So you’re an applicable large employer. Now what?
Everyone likes growth, but no one likes growing pains. Unfortunately, you can’t have one without the other. More employees, more revenue, and more influence undoubtedly come with more paperwork, more responsibility, and more regulations.
When your company passes 50 full-time equivalent employees, for example, you become an applicable large employer (ALE) under the Affordable Care Act (ACA). That means you must offer ACA full-time employees with health care coverage and report back to the IRS that you’ve complied with these requirements.
Whether it’s your first, 10th, or 50th year as an ALE, this holds true. But if you’re right on the brink, or reaching that threshold for the first time, the process can be confusing and time consuming.
If your business is right on the border of ALE status, here’s what you should know.
What is an applicable large employer?
An ALE is any organization that has had an average of 50 or more full-time equivalent employees during the past year. The number of full-time equivalent employees is then averaged for every month of the year to get the number that determines the ALE classification. There can be exceptions to the rules, such as control groups or seasonal workers, which may alter your ALE status, but for most businesses, tracking hours will determine your status for the upcoming year.
Preparing for growth, the ACA way
If you think you might creep up on ALE status within the year, and you haven’t been tracking employees, you need to start now. When you reach 40 full-time equivalent employees is a good place to start, just in case you happen to reach ALE status during that year. After all, reaching this average at any point in 2017 would mean that you would have to provide the right employees insurance starting on Jan. 1, 2018, and collect the data to properly file in 2019 with everyone else. There are no extensions or reprieves for those who are new to being an ALE.

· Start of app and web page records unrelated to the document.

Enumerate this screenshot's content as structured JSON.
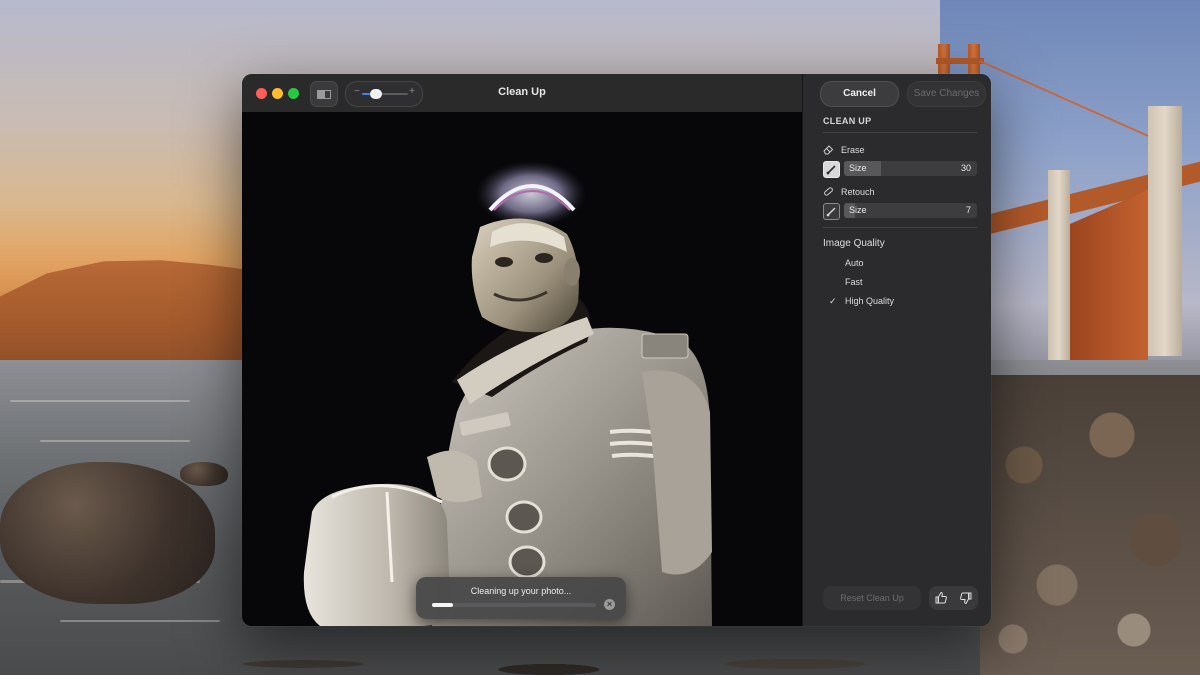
{
  "window": {
    "title": "Clean Up"
  },
  "toolbar": {
    "zoom_minus": "−",
    "zoom_plus": "+",
    "zoom_level": 0.18
  },
  "sidebar": {
    "cancel_label": "Cancel",
    "save_label": "Save Changes",
    "section_title": "CLEAN UP",
    "erase": {
      "label": "Erase",
      "size_label": "Size",
      "size_value": "30",
      "size_fraction": 0.28
    },
    "retouch": {
      "label": "Retouch",
      "size_label": "Size",
      "size_value": "7",
      "size_fraction": 0.08
    },
    "image_quality": {
      "label": "Image Quality",
      "options": [
        {
          "label": "Auto",
          "selected": false
        },
        {
          "label": "Fast",
          "selected": false
        },
        {
          "label": "High Quality",
          "selected": true
        }
      ],
      "check": "✓"
    },
    "reset_label": "Reset Clean Up"
  },
  "progress": {
    "text": "Cleaning up your photo...",
    "fraction": 0.13,
    "cancel_glyph": "×"
  },
  "colors": {
    "close": "#ff5f57",
    "minimize": "#febc2e",
    "zoom": "#28c840",
    "accent": "#3b82f6",
    "sidebar_bg": "#2b2b2d"
  },
  "icons": [
    "view-toggle-icon",
    "eraser-icon",
    "retouch-bandage-icon",
    "brush-icon",
    "thumbs-up-icon",
    "thumbs-down-icon"
  ]
}
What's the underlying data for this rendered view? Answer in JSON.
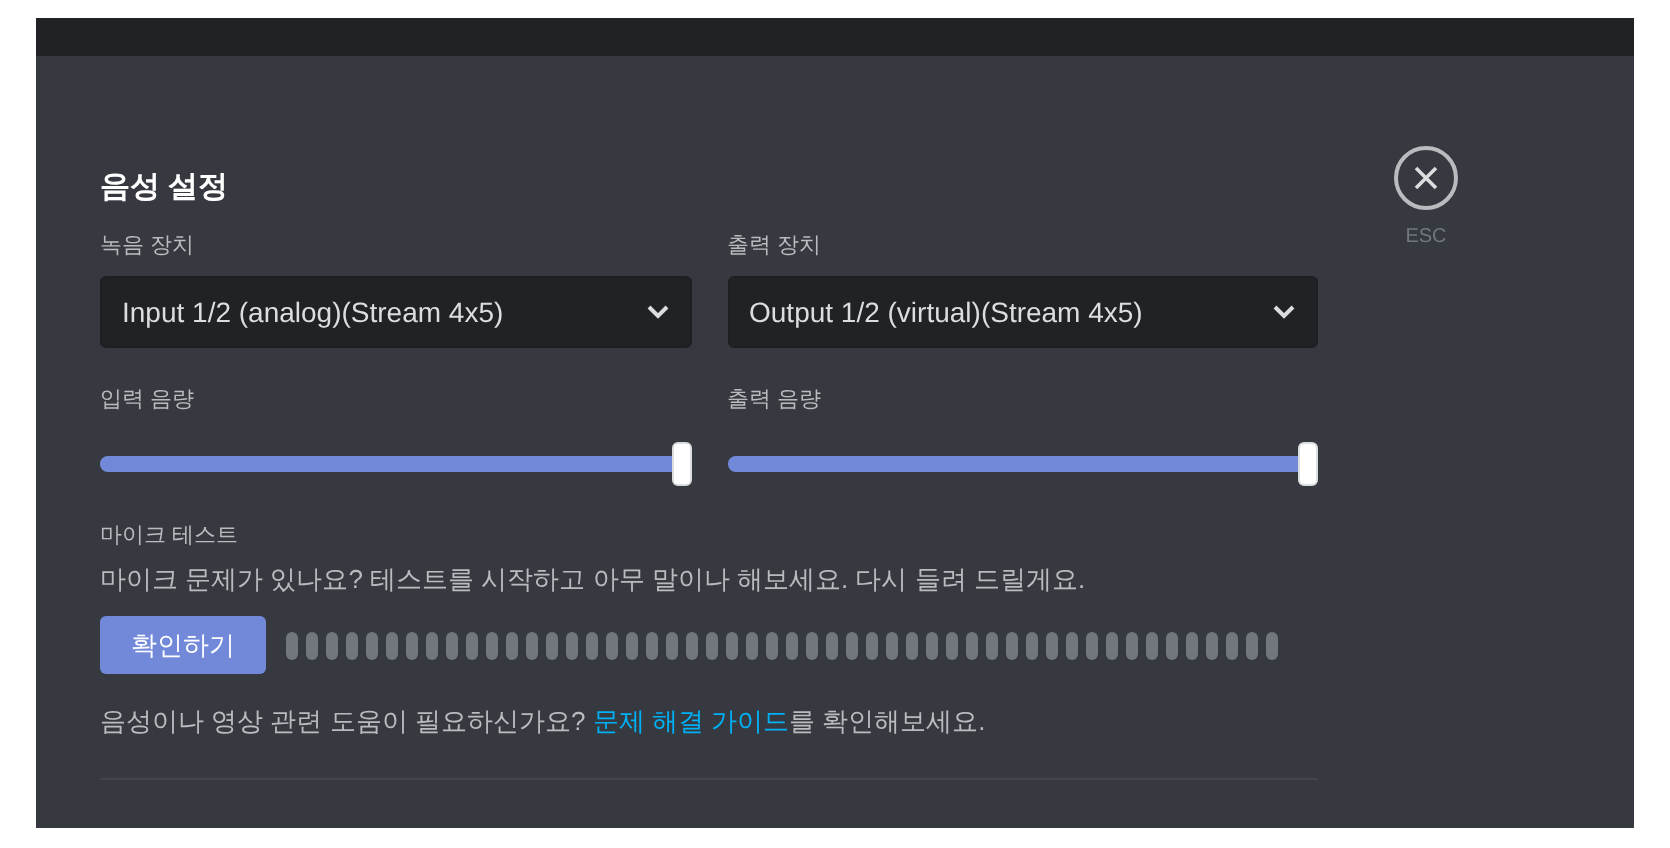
{
  "title": "음성 설정",
  "close": {
    "icon_label": "ESC"
  },
  "devices": [
    {
      "label": "녹음 장치",
      "value": "Input 1/2 (analog)(Stream 4x5)"
    },
    {
      "label": "출력 장치",
      "value": "Output 1/2 (virtual)(Stream 4x5)"
    }
  ],
  "volumes": [
    {
      "label": "입력 음량",
      "level": 1
    },
    {
      "label": "출력 음량",
      "level": 1
    }
  ],
  "mic_test": {
    "label": "마이크 테스트",
    "description": "마이크 문제가 있나요? 테스트를 시작하고 아무 말이나 해보세요. 다시 들려 드릴게요.",
    "button": "확인하기"
  },
  "help": {
    "before": "음성이나 영상 관련 도움이 필요하신가요? ",
    "link": "문제 해결 가이드",
    "after": "를 확인해보세요."
  }
}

Beyond tracking hours to make sure that you have or have not reached ALE status, you need to check that all of your employees’ census data is up to date, your benefits offerings are accurate, and your payroll data is organized. Should you need to report as an ALE, you’ll need all this data to prove compliance.

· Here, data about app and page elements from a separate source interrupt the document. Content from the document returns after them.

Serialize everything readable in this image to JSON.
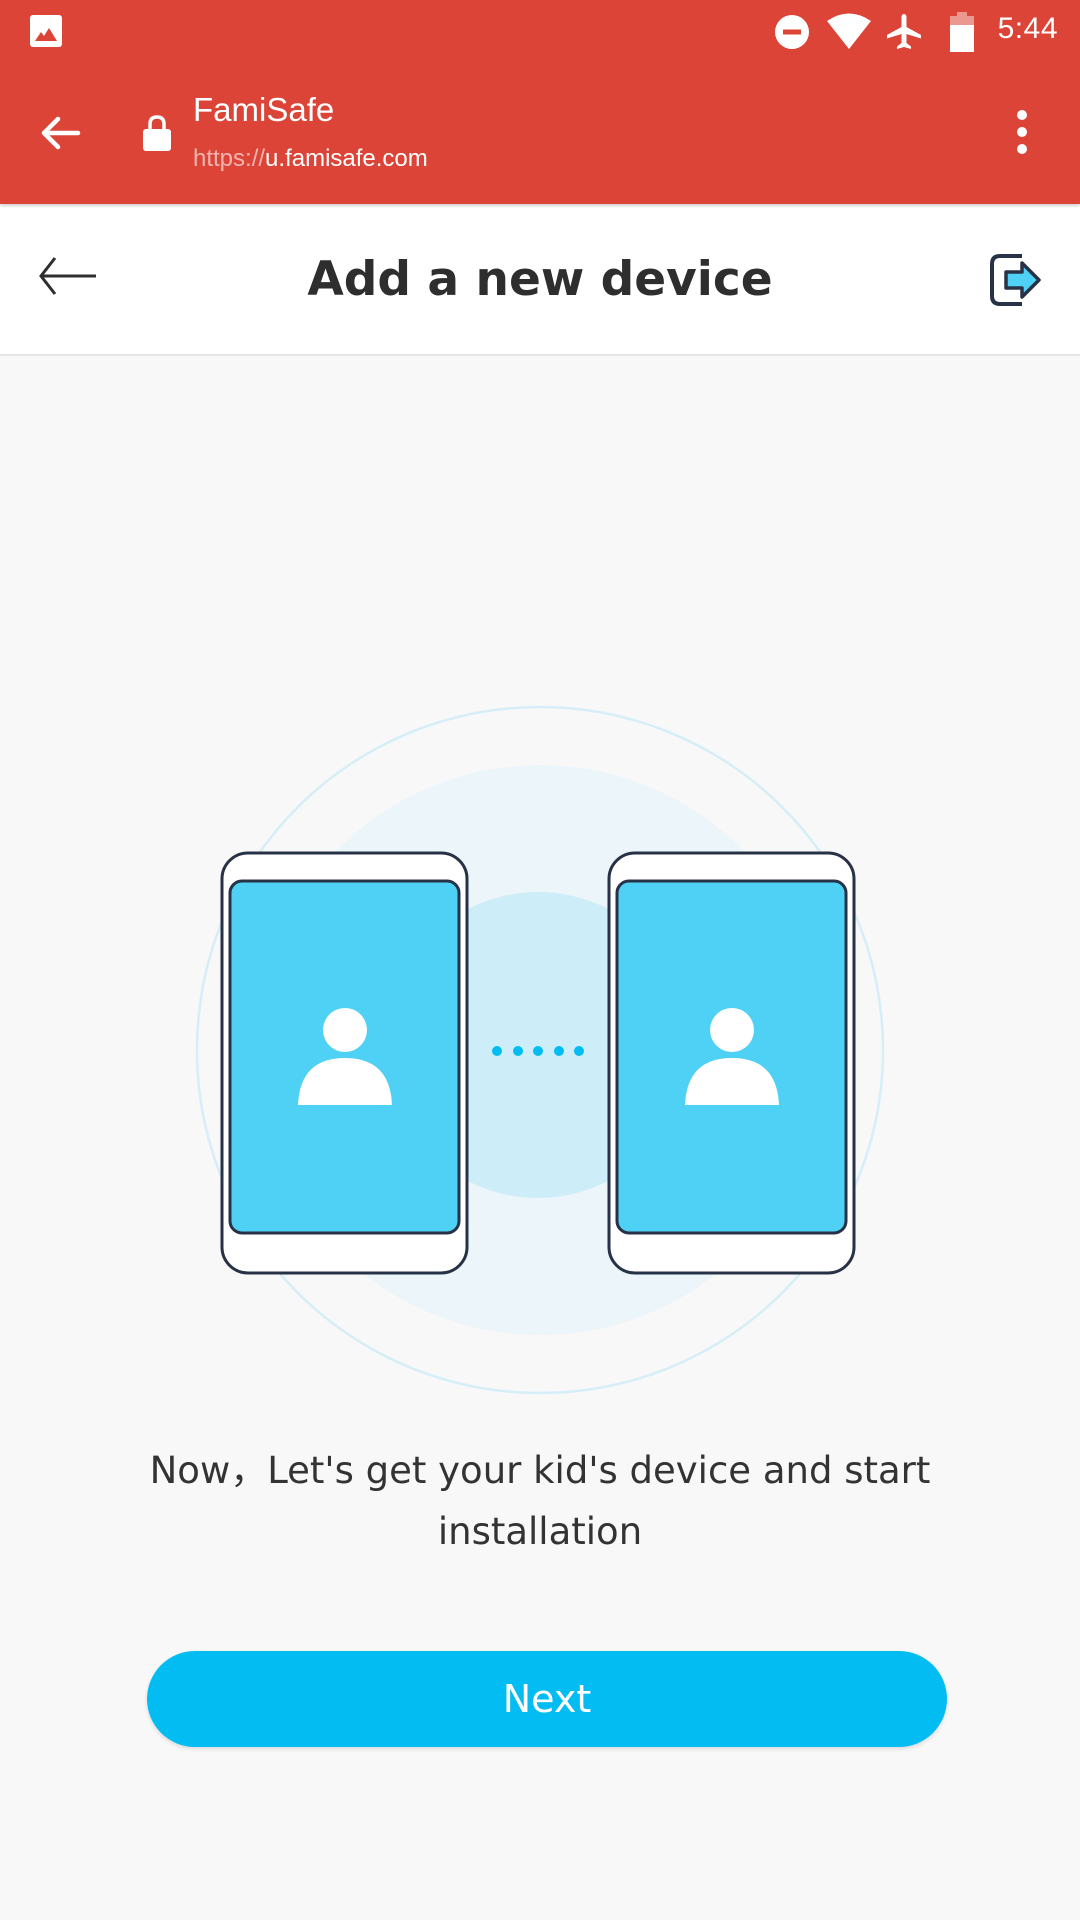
{
  "status_bar": {
    "time": "5:44",
    "icons": [
      "gallery-notification-icon",
      "do-not-disturb-icon",
      "wifi-icon",
      "airplane-mode-icon",
      "battery-icon"
    ]
  },
  "browser": {
    "title": "FamiSafe",
    "url_scheme": "https://",
    "url_host": "u.famisafe.com",
    "icons": [
      "back-arrow-icon",
      "lock-icon",
      "more-vert-icon"
    ]
  },
  "header": {
    "title": "Add a new device",
    "icons": [
      "back-arrow-icon",
      "logout-icon"
    ]
  },
  "illustration": {
    "description": "two-phones-connecting",
    "dots": 5
  },
  "main": {
    "message": "Now，Let's get your kid's device and start installation",
    "next_label": "Next"
  },
  "colors": {
    "brand_red": "#db4437",
    "accent_blue": "#03bdf2",
    "screen_blue": "#4fd0f5",
    "outline_navy": "#283247",
    "background": "#f8f8f8"
  }
}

Ignorance is not an excuse for noncompliance. Failing to file when you’re supposed to is the most surefire way to earn a penalty. Even good faith efforts of past years required everyone to file, and this year, the IRS is beginning to collect on those who didn’t.
Next year, it’s looking more and more as though the IRS will be collecting on all penalties, making correct reporting (not just punctual reporting) more important than ever. If you think you might be close to reaching ALE status, make sure you start tracking all the necessary variables so you aren’t hit with noncompliance penalties.
Start compliance early
ACA reporting is still confusing those who have been doing it for several years. If you’re new to the party, you’re likely to be even more confused. It’s easier to take simple steps, such as tracking data and offering benefits as need be, than scramble to pull together all the data and reporting at the end of the year.
If you’re closing in on that 50-full-time equivalent threshold, act as though you’re already there. You’ll thank yourself when you finally do reach the other side.